REMOC: Behind the Seams

This one was actually made by Ana's daughter Meli - it must be a family tradition!

I don’t know what I was expecting when Ana Teresa invited me to take a look at her studio. On the one hand, I’d seen the quality of the products on the shelves in REMOC, and thus knew that the craftswomen were not amateurs; but I also knew that many of them didn’t have high incomes or hours to invest in their business – one of the challenges of the trade, for them, is that they are making a living while maintaining a home for their families and fulfilling their duties as a wife and mother. So, despite knowing that the work they produce is ‘serious’, I was still impressed when Ana ushered me through a door I’d thought led to a garage, and I found myself in a real, fully equipped artisan’s workshop. Continue reading

Colonial History & Volcanic Mystery

We left in the morning with Bismar and the guests, transported by the senior driver Inocencio. Our first stop was about an hour and a half away: a town called San Juan de Oriente but known as La Cuña de los Artesanos, or “Artesans’ Cradle,” because literally everyone in town works with crafts for sale to tourists or hotels. We entered one of the pottery shops and went downstairs into the workshop, where a young man was waiting to give us a short presentation on pottery. He explained about his family’s business slowly in Spanish and Bismar translated for the guests. Then he took his seat at a wheel and started shaping a small bowl, using several homemade tools—a bicycle spoke, for example—to straighten its edges. The expression on his face showed how much he enjoyed the work, which certainly looked fun even should one have to shape clay all day, every day. After a couple minutes, a small and perfectly round pot was on the table in front of us. He talked some more about clay and then said, “At this moment in the process, the clay is still very fragile,” and demonstrated by plunging his fingers into the side of the vessel, leaving a deep impression in it.

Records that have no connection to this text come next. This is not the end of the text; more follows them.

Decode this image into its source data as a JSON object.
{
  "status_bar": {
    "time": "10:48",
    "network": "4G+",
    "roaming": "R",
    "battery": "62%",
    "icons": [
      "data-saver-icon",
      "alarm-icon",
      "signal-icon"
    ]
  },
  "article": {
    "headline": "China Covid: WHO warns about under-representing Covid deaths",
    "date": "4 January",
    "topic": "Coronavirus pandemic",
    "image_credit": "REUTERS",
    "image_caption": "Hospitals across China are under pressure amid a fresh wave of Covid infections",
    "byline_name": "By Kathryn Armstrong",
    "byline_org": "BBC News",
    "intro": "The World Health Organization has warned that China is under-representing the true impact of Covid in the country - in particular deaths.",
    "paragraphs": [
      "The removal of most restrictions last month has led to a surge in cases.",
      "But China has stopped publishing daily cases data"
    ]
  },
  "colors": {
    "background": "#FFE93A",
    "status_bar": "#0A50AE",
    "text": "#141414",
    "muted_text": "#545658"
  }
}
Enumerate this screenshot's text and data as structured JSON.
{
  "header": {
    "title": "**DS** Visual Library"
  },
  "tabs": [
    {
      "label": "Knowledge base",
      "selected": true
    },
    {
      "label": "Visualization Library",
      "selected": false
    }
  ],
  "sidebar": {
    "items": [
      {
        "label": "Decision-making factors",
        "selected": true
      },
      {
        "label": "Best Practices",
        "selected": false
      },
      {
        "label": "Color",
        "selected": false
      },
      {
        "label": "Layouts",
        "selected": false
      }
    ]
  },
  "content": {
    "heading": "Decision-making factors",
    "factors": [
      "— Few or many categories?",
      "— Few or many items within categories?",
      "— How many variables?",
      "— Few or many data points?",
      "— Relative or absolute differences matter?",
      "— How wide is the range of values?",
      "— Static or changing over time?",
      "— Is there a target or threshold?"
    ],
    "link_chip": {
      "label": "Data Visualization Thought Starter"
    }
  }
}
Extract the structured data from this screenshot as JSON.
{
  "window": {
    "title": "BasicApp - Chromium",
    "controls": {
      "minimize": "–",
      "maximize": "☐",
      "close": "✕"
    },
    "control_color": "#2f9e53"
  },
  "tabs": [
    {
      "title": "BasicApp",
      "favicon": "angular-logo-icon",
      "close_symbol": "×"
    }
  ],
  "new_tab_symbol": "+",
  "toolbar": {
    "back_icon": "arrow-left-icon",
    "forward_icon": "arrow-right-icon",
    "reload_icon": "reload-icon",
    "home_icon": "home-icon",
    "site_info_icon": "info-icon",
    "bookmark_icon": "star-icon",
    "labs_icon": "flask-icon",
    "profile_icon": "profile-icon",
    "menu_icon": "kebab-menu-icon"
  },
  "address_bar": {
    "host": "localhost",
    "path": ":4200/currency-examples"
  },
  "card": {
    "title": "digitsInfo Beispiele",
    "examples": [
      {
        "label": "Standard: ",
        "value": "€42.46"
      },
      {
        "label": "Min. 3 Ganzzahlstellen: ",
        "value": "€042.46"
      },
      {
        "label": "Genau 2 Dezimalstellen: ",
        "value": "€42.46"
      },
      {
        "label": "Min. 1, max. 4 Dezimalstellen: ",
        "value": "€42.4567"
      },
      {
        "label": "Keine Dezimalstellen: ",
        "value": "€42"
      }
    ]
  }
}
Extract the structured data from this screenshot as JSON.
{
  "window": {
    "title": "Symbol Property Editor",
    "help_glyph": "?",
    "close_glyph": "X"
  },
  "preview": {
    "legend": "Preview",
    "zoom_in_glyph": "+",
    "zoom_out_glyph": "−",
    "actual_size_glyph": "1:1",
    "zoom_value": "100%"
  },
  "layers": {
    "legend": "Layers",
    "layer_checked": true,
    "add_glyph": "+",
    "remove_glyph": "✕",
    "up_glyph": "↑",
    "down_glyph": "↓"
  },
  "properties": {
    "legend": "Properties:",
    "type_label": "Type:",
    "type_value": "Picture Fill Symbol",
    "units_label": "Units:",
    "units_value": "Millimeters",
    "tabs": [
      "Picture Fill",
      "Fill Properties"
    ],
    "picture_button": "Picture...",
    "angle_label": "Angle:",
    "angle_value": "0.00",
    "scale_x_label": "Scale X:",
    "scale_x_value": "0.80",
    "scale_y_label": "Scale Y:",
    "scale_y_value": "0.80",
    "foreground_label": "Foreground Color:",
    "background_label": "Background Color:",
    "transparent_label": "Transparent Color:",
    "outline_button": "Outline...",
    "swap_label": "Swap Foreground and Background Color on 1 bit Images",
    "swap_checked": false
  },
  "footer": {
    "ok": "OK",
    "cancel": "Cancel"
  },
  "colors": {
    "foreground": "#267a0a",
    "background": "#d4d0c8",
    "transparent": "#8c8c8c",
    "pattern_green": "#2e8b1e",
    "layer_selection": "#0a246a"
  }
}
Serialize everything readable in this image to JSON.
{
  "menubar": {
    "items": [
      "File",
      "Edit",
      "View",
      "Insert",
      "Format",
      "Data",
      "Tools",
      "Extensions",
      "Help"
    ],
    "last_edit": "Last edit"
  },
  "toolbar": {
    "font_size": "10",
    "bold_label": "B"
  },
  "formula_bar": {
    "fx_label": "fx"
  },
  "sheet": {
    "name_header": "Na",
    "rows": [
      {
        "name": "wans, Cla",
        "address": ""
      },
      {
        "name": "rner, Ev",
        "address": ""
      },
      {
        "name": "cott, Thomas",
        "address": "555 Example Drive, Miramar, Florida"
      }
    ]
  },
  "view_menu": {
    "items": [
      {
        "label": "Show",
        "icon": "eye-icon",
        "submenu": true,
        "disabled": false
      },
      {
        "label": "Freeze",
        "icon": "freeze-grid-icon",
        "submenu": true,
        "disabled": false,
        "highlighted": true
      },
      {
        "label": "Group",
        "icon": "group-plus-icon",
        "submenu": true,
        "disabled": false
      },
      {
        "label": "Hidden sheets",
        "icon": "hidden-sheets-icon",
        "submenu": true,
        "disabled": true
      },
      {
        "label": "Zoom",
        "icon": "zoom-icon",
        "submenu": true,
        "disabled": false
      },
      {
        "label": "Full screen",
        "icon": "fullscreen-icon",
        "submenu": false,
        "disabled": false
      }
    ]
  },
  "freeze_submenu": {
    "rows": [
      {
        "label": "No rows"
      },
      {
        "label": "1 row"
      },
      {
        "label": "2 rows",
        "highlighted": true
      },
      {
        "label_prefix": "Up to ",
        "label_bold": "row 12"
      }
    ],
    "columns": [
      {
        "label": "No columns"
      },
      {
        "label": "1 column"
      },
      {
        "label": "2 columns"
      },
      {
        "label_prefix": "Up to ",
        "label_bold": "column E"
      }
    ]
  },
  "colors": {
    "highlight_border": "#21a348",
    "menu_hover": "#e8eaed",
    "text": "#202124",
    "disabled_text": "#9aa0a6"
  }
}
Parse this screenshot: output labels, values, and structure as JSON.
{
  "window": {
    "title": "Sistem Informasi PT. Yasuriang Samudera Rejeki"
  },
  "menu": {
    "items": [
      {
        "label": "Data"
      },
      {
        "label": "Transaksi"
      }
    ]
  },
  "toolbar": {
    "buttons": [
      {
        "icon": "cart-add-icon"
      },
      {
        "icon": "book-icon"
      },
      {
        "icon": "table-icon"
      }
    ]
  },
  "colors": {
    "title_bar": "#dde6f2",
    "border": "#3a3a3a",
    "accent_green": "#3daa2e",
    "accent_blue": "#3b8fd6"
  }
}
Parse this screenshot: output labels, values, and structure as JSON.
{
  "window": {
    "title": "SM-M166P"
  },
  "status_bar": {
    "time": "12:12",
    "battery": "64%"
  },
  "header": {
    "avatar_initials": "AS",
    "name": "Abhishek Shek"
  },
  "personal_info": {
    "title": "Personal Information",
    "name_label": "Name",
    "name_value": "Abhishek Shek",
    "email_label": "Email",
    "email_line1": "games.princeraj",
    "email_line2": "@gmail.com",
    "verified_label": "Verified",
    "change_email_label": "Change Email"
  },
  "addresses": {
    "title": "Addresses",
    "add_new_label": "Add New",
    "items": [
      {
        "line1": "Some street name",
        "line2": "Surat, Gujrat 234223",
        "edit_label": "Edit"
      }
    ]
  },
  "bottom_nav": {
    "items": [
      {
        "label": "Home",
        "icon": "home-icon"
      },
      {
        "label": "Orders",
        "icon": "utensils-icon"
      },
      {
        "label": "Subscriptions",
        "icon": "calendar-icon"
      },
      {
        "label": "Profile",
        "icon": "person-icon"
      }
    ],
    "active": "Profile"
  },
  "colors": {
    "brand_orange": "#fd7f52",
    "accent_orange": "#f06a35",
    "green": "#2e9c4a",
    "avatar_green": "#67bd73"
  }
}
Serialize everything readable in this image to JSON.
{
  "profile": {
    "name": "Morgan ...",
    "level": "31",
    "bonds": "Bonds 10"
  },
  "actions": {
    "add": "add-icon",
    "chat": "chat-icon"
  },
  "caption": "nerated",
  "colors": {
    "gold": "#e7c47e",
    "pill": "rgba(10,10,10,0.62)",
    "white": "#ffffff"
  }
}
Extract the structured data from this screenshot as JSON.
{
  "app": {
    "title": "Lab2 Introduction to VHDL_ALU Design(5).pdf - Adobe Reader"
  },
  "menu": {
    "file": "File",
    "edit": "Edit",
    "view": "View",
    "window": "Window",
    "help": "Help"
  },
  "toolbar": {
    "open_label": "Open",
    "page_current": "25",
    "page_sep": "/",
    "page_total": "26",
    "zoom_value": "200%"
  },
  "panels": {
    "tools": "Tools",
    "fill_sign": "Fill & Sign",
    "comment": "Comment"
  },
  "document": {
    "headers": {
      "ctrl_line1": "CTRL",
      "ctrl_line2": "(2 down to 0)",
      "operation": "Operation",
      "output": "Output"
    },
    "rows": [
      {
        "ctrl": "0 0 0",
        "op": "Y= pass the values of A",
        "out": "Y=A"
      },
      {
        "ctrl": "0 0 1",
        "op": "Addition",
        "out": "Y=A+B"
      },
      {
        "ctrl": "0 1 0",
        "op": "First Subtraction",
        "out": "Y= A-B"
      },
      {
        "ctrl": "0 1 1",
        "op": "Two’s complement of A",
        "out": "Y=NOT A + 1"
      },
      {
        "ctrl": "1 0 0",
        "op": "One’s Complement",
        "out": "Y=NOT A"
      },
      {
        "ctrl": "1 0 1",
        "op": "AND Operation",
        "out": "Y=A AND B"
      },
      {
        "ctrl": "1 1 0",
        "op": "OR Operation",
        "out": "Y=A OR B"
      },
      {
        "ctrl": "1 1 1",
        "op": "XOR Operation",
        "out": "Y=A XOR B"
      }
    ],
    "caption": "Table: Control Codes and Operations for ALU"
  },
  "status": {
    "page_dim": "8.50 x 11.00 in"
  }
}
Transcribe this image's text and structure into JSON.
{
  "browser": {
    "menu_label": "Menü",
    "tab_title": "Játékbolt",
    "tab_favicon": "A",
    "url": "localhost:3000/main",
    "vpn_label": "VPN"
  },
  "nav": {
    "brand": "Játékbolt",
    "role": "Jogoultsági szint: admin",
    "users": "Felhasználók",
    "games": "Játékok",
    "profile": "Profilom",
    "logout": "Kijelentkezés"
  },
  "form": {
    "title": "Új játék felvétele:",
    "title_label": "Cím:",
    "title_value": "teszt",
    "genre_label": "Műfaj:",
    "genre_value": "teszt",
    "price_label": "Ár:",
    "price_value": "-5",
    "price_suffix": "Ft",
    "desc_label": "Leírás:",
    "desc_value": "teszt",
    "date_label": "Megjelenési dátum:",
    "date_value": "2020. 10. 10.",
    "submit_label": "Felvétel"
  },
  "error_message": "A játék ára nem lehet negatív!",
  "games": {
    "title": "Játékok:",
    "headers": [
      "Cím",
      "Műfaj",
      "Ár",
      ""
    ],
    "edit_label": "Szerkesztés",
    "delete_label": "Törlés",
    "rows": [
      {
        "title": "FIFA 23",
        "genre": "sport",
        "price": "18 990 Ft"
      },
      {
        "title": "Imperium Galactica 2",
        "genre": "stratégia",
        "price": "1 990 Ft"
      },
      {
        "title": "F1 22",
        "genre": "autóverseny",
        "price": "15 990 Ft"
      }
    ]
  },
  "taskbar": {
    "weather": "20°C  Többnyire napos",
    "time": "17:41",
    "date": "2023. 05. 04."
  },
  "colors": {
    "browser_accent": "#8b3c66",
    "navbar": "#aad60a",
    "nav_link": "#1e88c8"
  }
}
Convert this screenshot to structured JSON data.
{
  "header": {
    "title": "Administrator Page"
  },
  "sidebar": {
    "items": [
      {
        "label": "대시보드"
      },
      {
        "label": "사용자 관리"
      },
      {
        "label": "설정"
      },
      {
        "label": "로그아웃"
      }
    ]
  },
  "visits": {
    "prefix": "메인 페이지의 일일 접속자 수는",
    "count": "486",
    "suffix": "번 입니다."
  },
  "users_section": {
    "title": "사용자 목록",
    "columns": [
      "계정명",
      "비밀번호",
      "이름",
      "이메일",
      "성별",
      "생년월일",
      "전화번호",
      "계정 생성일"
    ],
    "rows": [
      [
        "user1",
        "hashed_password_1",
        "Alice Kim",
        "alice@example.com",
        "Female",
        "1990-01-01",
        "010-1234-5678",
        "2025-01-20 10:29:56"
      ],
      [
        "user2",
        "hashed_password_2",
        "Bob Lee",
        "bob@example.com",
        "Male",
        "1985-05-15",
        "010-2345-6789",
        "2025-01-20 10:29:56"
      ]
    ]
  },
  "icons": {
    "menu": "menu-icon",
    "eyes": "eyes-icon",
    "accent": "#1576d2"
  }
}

Leaving the wheel, he led us to a larger table where wall lampshades were being made. Tools like a polished beach pebble and a child’s plastic spinning top were used to spread and smooth the paint that was applied with a brush made of a hollow pen and the hair of the girls in the family. A small kiln sat smoking in the corner, baking about twenty of the lampshades. Once the guests asked a couple questions, we thanked the young man, whose unbefitting name it turns out was Stalin, and went up to, of course, the pottery store. Continue reading